Monday, February 16, 2015

Throckmorton: "David Barton on Real Life with Jack Hibbs: Did the University of Virginia Have Chaplains?"

Check it out here. A taste:
While it is true that the University of Virginia eventually created a chaplain position, this was not the case from the beginning of the school. Originally, UVA did not employ chaplains. Barton doesn’t tell you that scholars are concerned with the founding of the school and no academic historian I am aware of disputes that the school eventually added chaplains.


Tom Van Dyke said...

Warren appears to be correct but this obsession with Barton is less like Captain Ahab and the Whale and more like Javert hunting down Valjean for the theft of a loaf of bread.

At about 22 minutes into the video, Barton accuses others of using history to support an agenda.

Jeez, a psychology professor from a small Christian college poring over every minute of what David Barton says anywhere is quite psychological.

At some point it's not about history anymore, or even politics.

As to the history part, in 1829, as rector of the U of VA after Jefferson's death, Madison is still fighting the chaplain battle he lost with the US Congress.

I'm sympathetic to Madison's position, that chaplains are fine but should be paid by their churches and congregants, but the interesting part here is the obsession with loaves of bread as though they were great white whales.

Art Deco said...

Jeez, a psychology professor from a small Christian college poring over every minute of what David Barton says anywhere is quite psychological.

It's a diversion between bouts of cold calling around to get other people's speaking engagements cancelled.

Tom Van Dyke said...


Over at Warren's website, someone just posted a link to Barton's response to Throckmorton's jihad on him.

Consider, for instance, a message received by the publisher of
another of my works, The Founders Bible, who reported:

"About a month ago, I started to get hounded by Throckmorton via email and on our website. He even called my former publishing partner and ended up issuing a warning and a threat. Warren “warned” that he had assembled a coalition of people, supposed conservative Christians, who were mounting a campaign against
David. If we intended to publish The Founders’ Bible, anyone associated with Barton was likely to suffer financially, because they were going to come against him. Sort of hit me blindside."

Why does a Christian psychology professor take such an interest in my work?

Barton's side is worth reading. Without defending him chapter and verse, my take has always been that of 100 factual assertions, his critics will grab the handful he screws up, and use it as a blanket condemnation of him as a "liar."

For instance, the Kaskaskia Indians factoid--which I think Barton's wrong about--becomes cause to destroy him:

Many of Throckmorton’s criticisms of my work overemphasize the significance of
certain limited claims or are simply a matter of semantics. Consider, for instance,
Throckmorton’s complaint about a reference I made to Jefferson’s role in the 1803 treaty
with the Kaskaskia tribe:

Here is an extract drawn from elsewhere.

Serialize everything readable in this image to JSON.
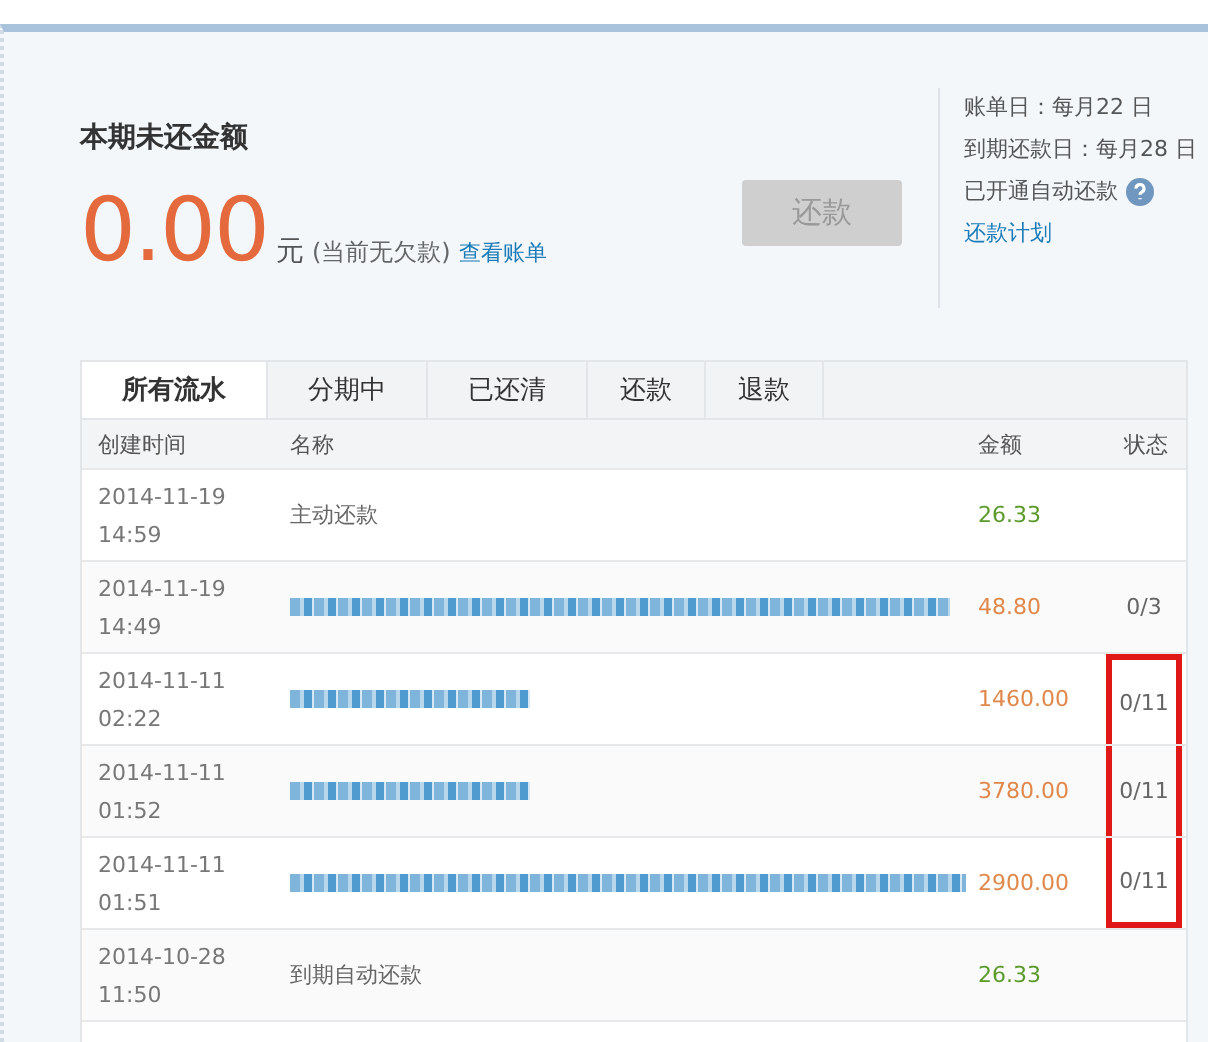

"Another key claim related to spreading the Gospel to Indians in The Jefferson Lies
is Barton’s assertion that Jefferson negotiated and signed “a treaty with the
Kaskaskia Indians that directly funded Christian missionaries, and provided
federal funding to help erect a church building in which they might worship.”37

Notice that Throckmorton describes the reference to Jefferson and the Kaskaskia treaty
as a “key claim” in The Jefferson Lies.

But this brief reference was only one piece of
evidence presented in a chapter arguing that Jefferson did not support an absolute
separation between church and state. In fact, the treaty was just one item from a list of
more than a dozen similar ones; so even if the reference to this treaty were completely
removed, the overall point made in the chapter remains unaltered.
In fact, I make only one brief reference to this treaty in chapter 5, and of my book’s
6,417 lines, only 16 concern this treaty. In other words, it is hardly a “key claim.” Many
of Throckmorton’s criticisms are of this nature. He regularly insists on ignoring the major
point under discussion and instead.

This has always been my objection to the people who expend so much energy going after Barton. Hunting for error is not the same thing as searching for truth.

Art Deco said...

I suppose a vaguely amusing example of this is that Paul Zummo, who actually is a Jefferson scholar, contented himself with a 1,500 word review of Barton's book. Michael Coulter who (like Zummo) works in the literary / historical wing of political science but who subspecialization is Locke, elects to be a junior co-author of a book attacking Barton. Warren Throckmorton, who is the issue of vocational professional faculties and has scanty background in academic social research of any kind seems to have made a three year long avocation out of attacking Barton (in between bouts of attacking David Whitney, et al).